One day, I was walking down the road back home and I got a text message from my girlfriend, which I saw on my Apple Watch and I immediately summoned Siri with the AirPods and told it to send a dictated reply for me and it worked very seamlessly. Obviously, this won’t work all the time as Siri can be very unreliable. Plus, having a Nigerian accent (and telco) will definitely contribute to Siri frustration. But, that day, it felt like I glimpsed Apple’s (wearable) future and it felt good.

One thing the AirPods lack that is impossible to ignore is the inability to do any form of volume control without Siri. You have to summon Siri (pausing your music) and tell it to increase the volume (which may or may not work). That entire flow sucks balls and it’s very not-seamless, very unlike what Apple would like you to believe about their products. This is actually the sole reason the AirPods aren’t completely perfect to me.

However, it’s hard to come up with a solution to this. Apple could have easily added something like “three taps for volume up” and “four taps for volume” down, but I can see how that would be confusing. It’s annoying enough trying to trigger Siri with two taps and accidentally playing and pausing your music instead. The better solution would be to do this without an accelerometer — with some sort of touchpad along the side of the AirPod but I imagine that would be hard to do. My own temporary solution is to use the Watch to control the volume. It’s not perfect, but I don’t have to bring my phone out of my pocket or anything stressful like that.

Fit

Thirdly, no matter what I do, these things don’t fall out of my ears. I use it when I run, during kickboxing training, while playing basketball, sometimes while skateboarding (although not doing any proper tricks) and they just won’t fall off. I used to think it was just my ears, but all the people who have worn the AirPods and shook their heads like Dualshock 4s trying to prove me wrong have all failed.

Sound

As for sound quality, it’s decent. I’ve never felt like I was experiencing poor sound quality while using the AirPods. They’re actually almost as good as the JayBird X2. One major drawback as far as sound is concerned is that they don’t keep sound in via ear seal but I’m not sure this isn’t by design (because keeping sound in = keeping sound out, and I think the AirPods are meant to be used while also interacting with other human beings).

More awesome AirPods facts:

  • You have never paired anything as seamlessly as you’ll pair the AirPods to your iPhone(s) and iPad(s) before. All you need to do is open the charge case somewhere near your device and click “connect”, then it automatically pairs with all your Apple devices.
  • Music stops playing whenever you take one ear out and automatically starts playing when you put it back in. I actually almost forgot about this because it’s etched itself into my subconscious as what should happen when you take out an earbud.
  • My charging case and AirPods have dropped from scary enough heights a decent amount of times and nothing has happened to them. I’m not going to do a drop test or anything of the sort but I’ll definitely call them durable.
  • You can now find your lost AirPod(s) within the Find My iPhone application. When you’re within range of your lost bud, you can tap a button to trigger a loud high-pitched sound from it — just make sure you’re not wearing the other one, because it too will make that sound. I think this feature will mitigate a lot of permanent AirPod losses, which is a good thing because replacing a bud will set you back $69.

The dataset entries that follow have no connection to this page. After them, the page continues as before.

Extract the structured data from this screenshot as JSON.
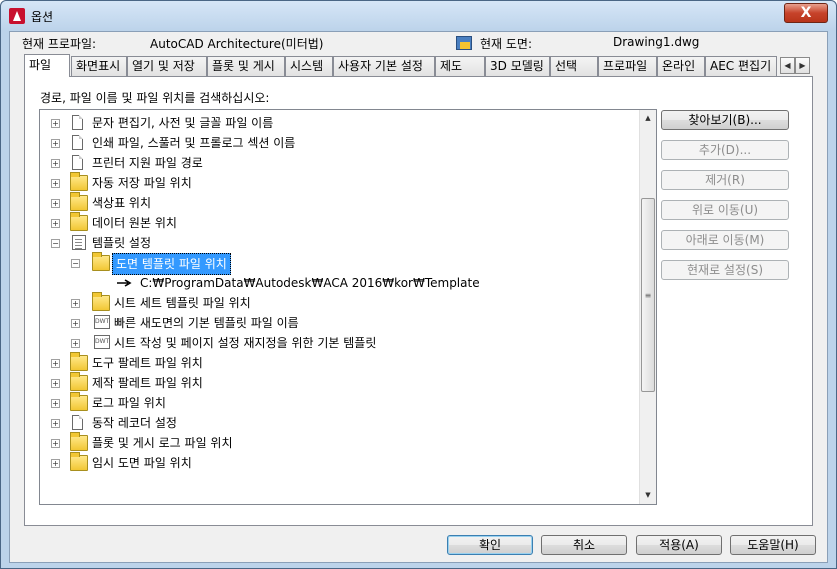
{
  "window": {
    "title": "옵션",
    "close_label": "X"
  },
  "info": {
    "profile_label": "현재 프로파일:",
    "profile_value": "AutoCAD Architecture(미터법)",
    "drawing_label": "현재 도면:",
    "drawing_value": "Drawing1.dwg"
  },
  "tabs": [
    {
      "label": "파일"
    },
    {
      "label": "화면표시"
    },
    {
      "label": "열기 및 저장"
    },
    {
      "label": "플롯 및 게시"
    },
    {
      "label": "시스템"
    },
    {
      "label": "사용자 기본 설정"
    },
    {
      "label": "제도"
    },
    {
      "label": "3D 모델링"
    },
    {
      "label": "선택"
    },
    {
      "label": "프로파일"
    },
    {
      "label": "온라인"
    },
    {
      "label": "AEC 편집기"
    }
  ],
  "tab_scroll": {
    "left": "◀",
    "right": "▶"
  },
  "panel": {
    "prompt": "경로, 파일 이름 및 파일 위치를 검색하십시오:"
  },
  "tree": {
    "items": [
      {
        "label": "문자 편집기, 사전 및 글꼴 파일 이름",
        "icon": "document-icon",
        "expander": "+"
      },
      {
        "label": "인쇄 파일, 스풀러 및 프롤로그 섹션 이름",
        "icon": "document-icon",
        "expander": "+"
      },
      {
        "label": "프린터 지원 파일 경로",
        "icon": "document-icon",
        "expander": "+"
      },
      {
        "label": "자동 저장 파일 위치",
        "icon": "folder-icon",
        "expander": "+"
      },
      {
        "label": "색상표 위치",
        "icon": "folder-icon",
        "expander": "+"
      },
      {
        "label": "데이터 원본 위치",
        "icon": "folder-icon",
        "expander": "+"
      },
      {
        "label": "템플릿 설정",
        "icon": "documents-icon",
        "expander": "−"
      },
      {
        "label": "도면 템플릿 파일 위치",
        "icon": "folder-icon",
        "expander": "−"
      },
      {
        "label": "C:₩ProgramData₩Autodesk₩ACA 2016₩kor₩Template",
        "icon": "arrow-icon",
        "expander": ""
      },
      {
        "label": "시트 세트 템플릿 파일 위치",
        "icon": "folder-icon",
        "expander": "+"
      },
      {
        "label": "빠른 새도면의 기본 템플릿 파일 이름",
        "icon": "dwg-file-icon",
        "expander": "+"
      },
      {
        "label": "시트 작성 및 페이지 설정 재지정을 위한 기본 템플릿",
        "icon": "dwg-file-icon",
        "expander": "+"
      },
      {
        "label": "도구 팔레트 파일 위치",
        "icon": "folder-icon",
        "expander": "+"
      },
      {
        "label": "제작 팔레트 파일 위치",
        "icon": "folder-icon",
        "expander": "+"
      },
      {
        "label": "로그 파일 위치",
        "icon": "folder-icon",
        "expander": "+"
      },
      {
        "label": "동작 레코더 설정",
        "icon": "document-icon",
        "expander": "+"
      },
      {
        "label": "플롯 및 게시 로그 파일 위치",
        "icon": "folder-icon",
        "expander": "+"
      },
      {
        "label": "임시 도면 파일 위치",
        "icon": "folder-icon",
        "expander": "+"
      }
    ],
    "scroll_up": "▲",
    "scroll_down": "▼",
    "scroll_grip": "≡"
  },
  "side_buttons": {
    "browse": "찾아보기(B)...",
    "add": "추가(D)...",
    "remove": "제거(R)",
    "move_up": "위로 이동(U)",
    "move_down": "아래로 이동(M)",
    "set_current": "현재로 설정(S)"
  },
  "bottom_buttons": {
    "ok": "확인",
    "cancel": "취소",
    "apply": "적용(A)",
    "help": "도움말(H)"
  }
}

If you can’t already tell, I love the AirPods. They’re a very impressive piece of technology. Do I think you should get one? It depends on what you want, really. If you want sound quality, volume controls and don’t mind a little bit of wire, you should probably get the Jaybird X2 or X3. 
But if you don’t mind splashing cash and you want convenience, the amazing charging case, plus all the little awesome features that don’t add to the sound quality, totally go for it.

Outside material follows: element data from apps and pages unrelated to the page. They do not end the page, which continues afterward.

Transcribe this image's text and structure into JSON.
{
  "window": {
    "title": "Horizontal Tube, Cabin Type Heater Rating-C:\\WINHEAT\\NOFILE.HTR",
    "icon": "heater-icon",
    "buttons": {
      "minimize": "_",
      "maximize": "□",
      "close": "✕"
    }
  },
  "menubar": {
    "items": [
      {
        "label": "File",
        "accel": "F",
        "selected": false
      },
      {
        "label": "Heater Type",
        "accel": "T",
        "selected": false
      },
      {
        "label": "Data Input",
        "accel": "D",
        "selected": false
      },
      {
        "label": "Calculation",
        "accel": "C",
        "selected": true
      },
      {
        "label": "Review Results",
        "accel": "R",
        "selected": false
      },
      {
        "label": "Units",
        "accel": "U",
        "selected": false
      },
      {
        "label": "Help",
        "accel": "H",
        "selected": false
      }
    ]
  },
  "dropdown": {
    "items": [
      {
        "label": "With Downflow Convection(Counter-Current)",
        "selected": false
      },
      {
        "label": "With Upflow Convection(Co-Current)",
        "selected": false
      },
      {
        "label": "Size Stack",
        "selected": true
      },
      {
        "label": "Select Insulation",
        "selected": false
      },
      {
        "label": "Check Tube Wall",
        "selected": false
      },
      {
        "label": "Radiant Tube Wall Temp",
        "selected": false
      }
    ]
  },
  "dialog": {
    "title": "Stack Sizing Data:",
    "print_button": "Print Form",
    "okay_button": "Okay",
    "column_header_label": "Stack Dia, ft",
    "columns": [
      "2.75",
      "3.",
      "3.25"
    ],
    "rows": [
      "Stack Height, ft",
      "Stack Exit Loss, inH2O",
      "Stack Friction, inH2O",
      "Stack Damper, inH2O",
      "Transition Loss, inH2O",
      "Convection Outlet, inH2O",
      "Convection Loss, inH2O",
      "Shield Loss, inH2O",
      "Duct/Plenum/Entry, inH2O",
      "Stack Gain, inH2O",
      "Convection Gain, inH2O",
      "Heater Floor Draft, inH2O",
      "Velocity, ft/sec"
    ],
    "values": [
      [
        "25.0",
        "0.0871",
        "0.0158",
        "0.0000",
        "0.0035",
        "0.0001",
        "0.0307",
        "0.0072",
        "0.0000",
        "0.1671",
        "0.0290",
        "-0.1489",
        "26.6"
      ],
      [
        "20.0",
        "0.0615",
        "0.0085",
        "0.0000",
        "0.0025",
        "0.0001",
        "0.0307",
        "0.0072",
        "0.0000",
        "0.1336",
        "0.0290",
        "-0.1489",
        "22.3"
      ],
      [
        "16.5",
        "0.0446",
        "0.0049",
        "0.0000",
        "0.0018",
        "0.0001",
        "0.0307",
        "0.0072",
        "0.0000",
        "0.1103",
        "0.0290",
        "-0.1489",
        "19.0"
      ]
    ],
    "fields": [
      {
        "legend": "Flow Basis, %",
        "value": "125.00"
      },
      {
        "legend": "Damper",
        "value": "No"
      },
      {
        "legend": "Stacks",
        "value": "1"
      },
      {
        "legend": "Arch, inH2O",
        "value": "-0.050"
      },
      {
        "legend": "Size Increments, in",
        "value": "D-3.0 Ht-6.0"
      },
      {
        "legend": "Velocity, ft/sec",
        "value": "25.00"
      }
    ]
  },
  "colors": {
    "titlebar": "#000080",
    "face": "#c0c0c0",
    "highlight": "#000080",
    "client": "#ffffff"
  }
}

One clap, two clap, three clap, forty?

By clapping more or less, you can signal to us which stories really stand out.